- The Consumer Product Safety Commission finally has a Republican majority,
- the Department of Transportation has released its 3.0 guidance on autonomous vehicles,
- NIST has published a 375 page recommendation on medical
Earlier this summer, President Trump nominated Republican Peter Feldman to serve as the fifth commissioner on the U.S. Consumer Product Safety Commission (CPSC). The Senate has now confirmed Mr. Feldman to both (1) serve out the remainder of former Commissioner Joe Mohorovic’s term, which expires in October 2019; and (2)…
Recent years have seen federal courts applying increased scrutiny to proposed “multistate” class actions that invoke a hodgepodge of state consumer-protection laws. The main reason: The variations among these state laws are not only extensive but often case-determinative, preventing class representatives from proving their claims on a classwide basis.

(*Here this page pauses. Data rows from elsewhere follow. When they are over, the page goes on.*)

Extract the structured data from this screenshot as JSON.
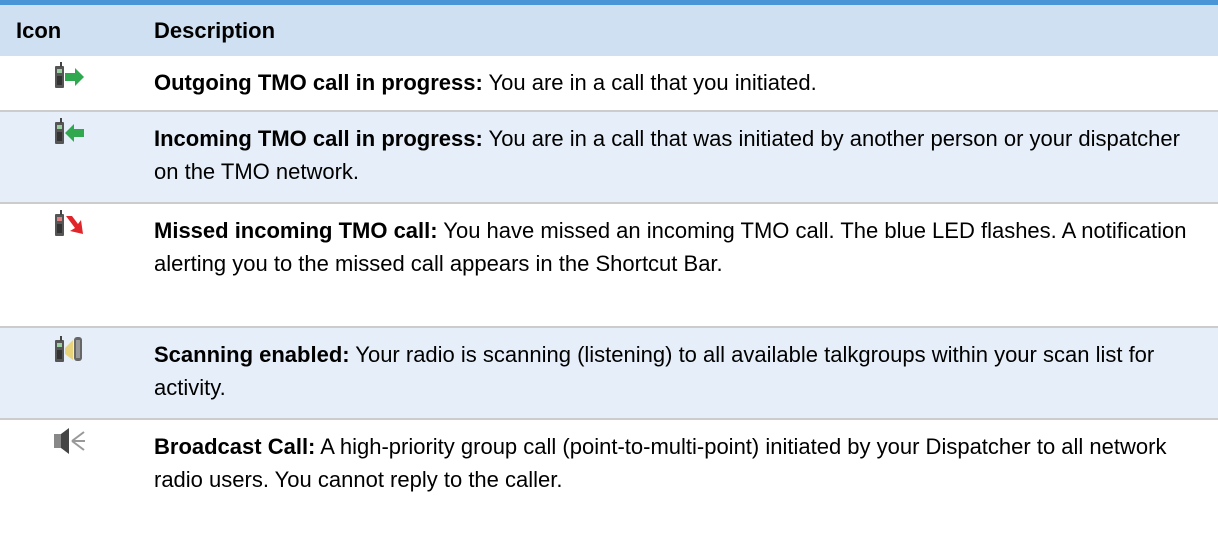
{
  "header": {
    "icon_col": "Icon",
    "desc_col": "Description"
  },
  "rows": [
    {
      "icon": "outgoing-call-icon",
      "title": "Outgoing TMO call in progress:",
      "text": " You are in a call that you initiated."
    },
    {
      "icon": "incoming-call-icon",
      "title": "Incoming TMO call in progress:",
      "text": " You are in a call that was initiated by another person or your dispatcher on the TMO network."
    },
    {
      "icon": "missed-call-icon",
      "title": "Missed incoming TMO call:",
      "text": " You have missed an incoming TMO call. The blue LED flashes. A notification alerting you to the missed call appears in the Shortcut Bar."
    },
    {
      "icon": "scanning-icon",
      "title": "Scanning enabled:",
      "text": " Your radio is scanning (listening) to all available talkgroups within your scan list for activity."
    },
    {
      "icon": "broadcast-call-icon",
      "title": "Broadcast Call:",
      "text": " A high-priority group call (point-to-multi-point) initiated by your Dispatcher to all network radio users. You cannot reply to the caller."
    }
  ],
  "colors": {
    "header_bg": "#cfe0f2",
    "alt_row_bg": "#e6eff9",
    "top_rule": "#4a95d6"
  }
}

These decisions have, in turn, raised another question that has divided judges, commentators, and practitioners: Does the same high bar apply to the certification of nationwide classes that are purely vehicles for settlement—meaning that the court will never have to address the practical and legal difficulties of managing an actual classwide trial involving fifty (or more) state laws? In late January the Ninth Circuit weighed in to answer that it does, in a potentially seminal opinion that could, in the words of one dissenting judge, strike a “major blow” to multistate class action settlements.